→ **Records provided**:
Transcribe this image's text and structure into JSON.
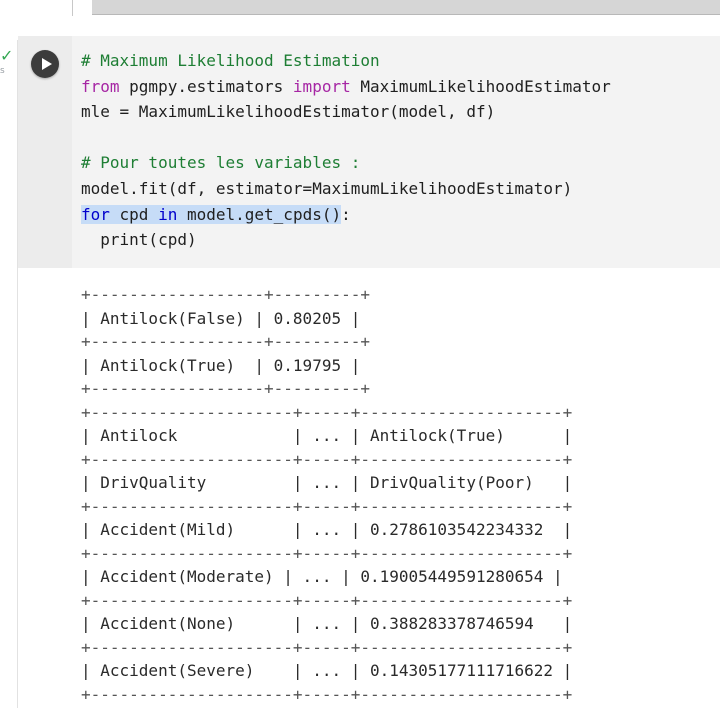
{
  "code_cell": {
    "status_icon": "check-icon",
    "run_icon": "play-icon",
    "lines": [
      {
        "segments": [
          {
            "text": "# Maximum Likelihood Estimation",
            "kind": "comment"
          }
        ]
      },
      {
        "segments": [
          {
            "text": "from",
            "kind": "kw"
          },
          {
            "text": " pgmpy.estimators ",
            "kind": "plain"
          },
          {
            "text": "import",
            "kind": "kw"
          },
          {
            "text": " MaximumLikelihoodEstimator",
            "kind": "plain"
          }
        ]
      },
      {
        "segments": [
          {
            "text": "mle = MaximumLikelihoodEstimator(model, df)",
            "kind": "plain"
          }
        ]
      },
      {
        "segments": [
          {
            "text": "",
            "kind": "plain"
          }
        ]
      },
      {
        "segments": [
          {
            "text": "# Pour toutes les variables :",
            "kind": "comment"
          }
        ]
      },
      {
        "segments": [
          {
            "text": "model.fit(df, estimator=MaximumLikelihoodEstimator)",
            "kind": "plain"
          }
        ]
      },
      {
        "segments": [
          {
            "text": "for",
            "kind": "kw2-sel"
          },
          {
            "text": " cpd ",
            "kind": "sel"
          },
          {
            "text": "in",
            "kind": "kw2-sel"
          },
          {
            "text": " model.get_cpds()",
            "kind": "sel"
          },
          {
            "text": ":",
            "kind": "plain"
          }
        ]
      },
      {
        "segments": [
          {
            "text": "  print(cpd)",
            "kind": "plain"
          }
        ]
      }
    ]
  },
  "output": {
    "lines": [
      "+------------------+---------+",
      "| Antilock(False) | 0.80205 |",
      "+------------------+---------+",
      "| Antilock(True)  | 0.19795 |",
      "+------------------+---------+",
      "+---------------------+-----+---------------------+",
      "| Antilock            | ... | Antilock(True)      |",
      "+---------------------+-----+---------------------+",
      "| DrivQuality         | ... | DrivQuality(Poor)   |",
      "+---------------------+-----+---------------------+",
      "| Accident(Mild)      | ... | 0.2786103542234332  |",
      "+---------------------+-----+---------------------+",
      "| Accident(Moderate) | ... | 0.19005449591280654 |",
      "+---------------------+-----+---------------------+",
      "| Accident(None)      | ... | 0.388283378746594   |",
      "+---------------------+-----+---------------------+",
      "| Accident(Severe)    | ... | 0.14305177111716622 |",
      "+---------------------+-----+---------------------+"
    ]
  }
}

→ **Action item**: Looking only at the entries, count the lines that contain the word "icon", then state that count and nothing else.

→ **Task result**: 2